My first day helping him on the job, I was laughing. These customers come in and ask to either sell or purchase an item; it’s a simple, straight-forward process. Most times they complete the transaction with no issue, but from time to time a customer will ask to buy a weapon, then realize they either don’t have the money or they can’t even use it. And they flake out. I thought, “Oh man. What a hilarious representation of retail work.”


But by the third day, when one of those customers realized they couldn’t purchase their item, I was like, “DO YOU NOT UNDERSTAND I’M GETTING PAID ON COMMISSION?! I NEED TO BUY SOME FLIPPIN’ ARMOR SO I CAN GET PAST THIS GRIND.”
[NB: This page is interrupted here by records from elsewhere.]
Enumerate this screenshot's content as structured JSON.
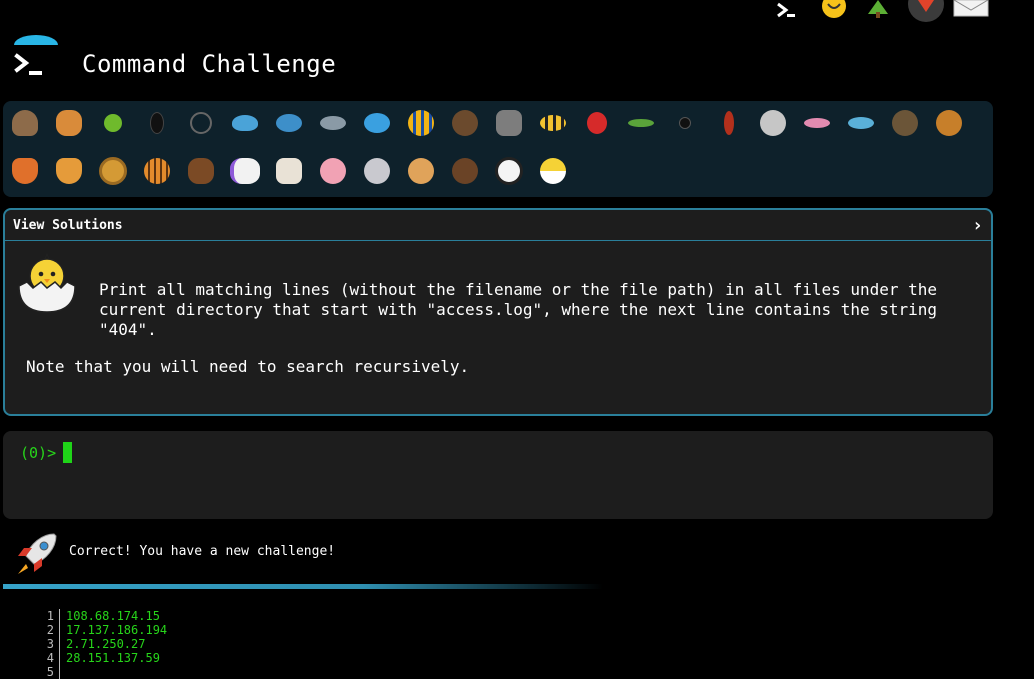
{
  "header": {
    "title": "Command Challenge",
    "logo": "terminal-prompt-icon"
  },
  "top_icons": [
    "terminal-icon",
    "lightbulb-icon",
    "tree-icon",
    "gitlab-icon",
    "mail-icon"
  ],
  "animals": [
    "snail-icon",
    "butterfly-icon",
    "caterpillar-icon",
    "ant-icon",
    "spider-web-icon",
    "whale-icon",
    "dolphin-icon",
    "shark-icon",
    "fish-icon",
    "tropical-fish-icon",
    "hedgehog-icon",
    "wolf-icon",
    "bee-icon",
    "ladybug-icon",
    "cricket-icon",
    "spider-icon",
    "scorpion-icon",
    "fly-icon",
    "worm-icon",
    "microbe-icon",
    "monkey-icon",
    "dog-icon",
    "fox-icon",
    "cat-icon",
    "lion-icon",
    "tiger-icon",
    "horse-icon",
    "unicorn-icon",
    "cow-icon",
    "pig-icon",
    "mouse-icon",
    "hamster-icon",
    "bear-icon",
    "panda-icon",
    "hatching-chick-icon"
  ],
  "challenge": {
    "header_label": "View Solutions",
    "chevron": "›",
    "description": "Print all matching lines (without the filename or the file path) in all files under the\ncurrent directory that start with \"access.log\", where the next line contains the string\n\"404\".",
    "note": "Note that you will need to search recursively."
  },
  "terminal": {
    "prompt": "(0)>"
  },
  "result": {
    "message": "Correct! You have a new challenge!",
    "progress": 0.58
  },
  "output": [
    {
      "n": "1",
      "text": "108.68.174.15"
    },
    {
      "n": "2",
      "text": "17.137.186.194"
    },
    {
      "n": "3",
      "text": "2.71.250.27"
    },
    {
      "n": "4",
      "text": "28.151.137.59"
    },
    {
      "n": "5",
      "text": ""
    }
  ]
}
This is the precise feeling Torneko’s chapter needs to convey. As we learn more about him, we figure out that his real dream is to be proprietor of his own shop (not a counter worker), and that, as an aspiring weapons dealer, he wants to find the legendary Zenithian Sword.

Imagine him slouching at the shop’s counter with his jowly cheeks in his hands, trying to muster up a little extra charisma to make his sales. What he really wants is a chance at entrepreneurship – and maybe a bit of adventure – but to get there he’s got to save a few Gold. The process is dull to the extreme.

With our expanded game memory and new innovations nowadays, there are ways to present merchant gameplay as interesting and engaging. Dragon Quest IV, originally released on the NES, didn’t have such luxury; but even so, I think if they’d had the ability to make it more complicated, it would have taken so much away from the story Torneko’s chapter was trying to tell.


The effect may not have been intentional, but in any case it worked. By the time you as the player can finally venture out with Torneko onto the world map, you feel an excited sense of freedom. That’s some great “show, don’t tell” if you ask me.

I can’t think of a book that’s given me an intentional “bored” feeling. Maybe authors prefer to focus on the more passionate emotions: love, sorrow, anger. I bet there’s a way, though, to capture effective tedium in the written story, too. What do you think it’d look like?


Dragon Quest IV belongs to Square-Enix. You can purchase it to play via Nintendo DS or as an app on your phone. (Go with the phone for party chat.)